• INFORMATION SUPPLIED:
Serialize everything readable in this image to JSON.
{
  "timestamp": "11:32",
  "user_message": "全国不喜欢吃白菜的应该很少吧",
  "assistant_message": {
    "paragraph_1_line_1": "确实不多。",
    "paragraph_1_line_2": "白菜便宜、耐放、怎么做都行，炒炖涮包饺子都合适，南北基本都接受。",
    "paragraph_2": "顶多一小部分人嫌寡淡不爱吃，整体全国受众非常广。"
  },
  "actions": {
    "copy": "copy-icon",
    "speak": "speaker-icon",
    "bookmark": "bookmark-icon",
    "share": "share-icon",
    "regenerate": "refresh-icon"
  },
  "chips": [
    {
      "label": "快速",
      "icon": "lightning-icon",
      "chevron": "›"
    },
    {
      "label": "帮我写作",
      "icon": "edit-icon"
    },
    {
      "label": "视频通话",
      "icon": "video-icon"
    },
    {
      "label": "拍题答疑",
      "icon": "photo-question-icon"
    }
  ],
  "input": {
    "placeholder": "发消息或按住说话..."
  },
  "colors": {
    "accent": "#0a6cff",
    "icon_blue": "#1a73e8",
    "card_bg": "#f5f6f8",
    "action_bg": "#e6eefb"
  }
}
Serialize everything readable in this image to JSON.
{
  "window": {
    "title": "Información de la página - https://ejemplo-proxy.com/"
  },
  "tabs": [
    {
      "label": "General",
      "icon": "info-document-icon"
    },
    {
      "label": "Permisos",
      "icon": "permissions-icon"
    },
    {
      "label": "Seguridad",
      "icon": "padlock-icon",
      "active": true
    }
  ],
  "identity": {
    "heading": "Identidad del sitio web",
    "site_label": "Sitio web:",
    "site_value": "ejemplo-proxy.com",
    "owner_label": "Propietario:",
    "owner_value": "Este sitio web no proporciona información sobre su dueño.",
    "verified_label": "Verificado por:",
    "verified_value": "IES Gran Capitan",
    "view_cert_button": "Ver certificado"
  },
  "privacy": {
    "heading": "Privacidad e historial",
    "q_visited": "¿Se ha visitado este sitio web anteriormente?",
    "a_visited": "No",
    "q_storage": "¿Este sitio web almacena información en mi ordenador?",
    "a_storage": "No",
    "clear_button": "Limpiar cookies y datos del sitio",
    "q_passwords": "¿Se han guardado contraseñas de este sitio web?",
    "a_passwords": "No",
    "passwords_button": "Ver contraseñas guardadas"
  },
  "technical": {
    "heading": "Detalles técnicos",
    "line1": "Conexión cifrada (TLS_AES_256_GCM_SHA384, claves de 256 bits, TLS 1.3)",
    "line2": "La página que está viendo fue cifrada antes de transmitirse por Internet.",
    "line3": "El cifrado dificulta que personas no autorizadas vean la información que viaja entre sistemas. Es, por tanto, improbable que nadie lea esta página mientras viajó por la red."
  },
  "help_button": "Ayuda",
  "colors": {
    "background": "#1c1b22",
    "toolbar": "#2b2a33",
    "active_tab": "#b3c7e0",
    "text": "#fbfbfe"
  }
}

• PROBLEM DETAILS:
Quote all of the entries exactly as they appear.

• ANSWER TO THIS TASK:
Serialize everything readable in this image to JSON.
{
  "timestamp": "11:32",
  "user_message": "全国不喜欢吃白菜的应该很少吧",
  "assistant_message": {
    "paragraph_1_line_1": "确实不多。",
    "paragraph_1_line_2": "白菜便宜、耐放、怎么做都行，炒炖涮包饺子都合适，南北基本都接受。",
    "paragraph_2": "顶多一小部分人嫌寡淡不爱吃，整体全国受众非常广。"
  },
  "actions": {
    "copy": "copy-icon",
    "speak": "speaker-icon",
    "bookmark": "bookmark-icon",
    "share": "share-icon",
    "regenerate": "refresh-icon"
  },
  "chips": [
    {
      "label": "快速",
      "icon": "lightning-icon",
      "chevron": "›"
    },
    {
      "label": "帮我写作",
      "icon": "edit-icon"
    },
    {
      "label": "视频通话",
      "icon": "video-icon"
    },
    {
      "label": "拍题答疑",
      "icon": "photo-question-icon"
    }
  ],
  "input": {
    "placeholder": "发消息或按住说话..."
  },
  "colors": {
    "accent": "#0a6cff",
    "icon_blue": "#1a73e8",
    "card_bg": "#f5f6f8",
    "action_bg": "#e6eefb"
  }
}
Serialize everything readable in this image to JSON.
{
  "window": {
    "title": "Información de la página - https://ejemplo-proxy.com/"
  },
  "tabs": [
    {
      "label": "General",
      "icon": "info-document-icon"
    },
    {
      "label": "Permisos",
      "icon": "permissions-icon"
    },
    {
      "label": "Seguridad",
      "icon": "padlock-icon",
      "active": true
    }
  ],
  "identity": {
    "heading": "Identidad del sitio web",
    "site_label": "Sitio web:",
    "site_value": "ejemplo-proxy.com",
    "owner_label": "Propietario:",
    "owner_value": "Este sitio web no proporciona información sobre su dueño.",
    "verified_label": "Verificado por:",
    "verified_value": "IES Gran Capitan",
    "view_cert_button": "Ver certificado"
  },
  "privacy": {
    "heading": "Privacidad e historial",
    "q_visited": "¿Se ha visitado este sitio web anteriormente?",
    "a_visited": "No",
    "q_storage": "¿Este sitio web almacena información en mi ordenador?",
    "a_storage": "No",
    "clear_button": "Limpiar cookies y datos del sitio",
    "q_passwords": "¿Se han guardado contraseñas de este sitio web?",
    "a_passwords": "No",
    "passwords_button": "Ver contraseñas guardadas"
  },
  "technical": {
    "heading": "Detalles técnicos",
    "line1": "Conexión cifrada (TLS_AES_256_GCM_SHA384, claves de 256 bits, TLS 1.3)",
    "line2": "La página que está viendo fue cifrada antes de transmitirse por Internet.",
    "line3": "El cifrado dificulta que personas no autorizadas vean la información que viaja entre sistemas. Es, por tanto, improbable que nadie lea esta página mientras viajó por la red."
  },
  "help_button": "Ayuda",
  "colors": {
    "background": "#1c1b22",
    "toolbar": "#2b2a33",
    "active_tab": "#b3c7e0",
    "text": "#fbfbfe"
  }
}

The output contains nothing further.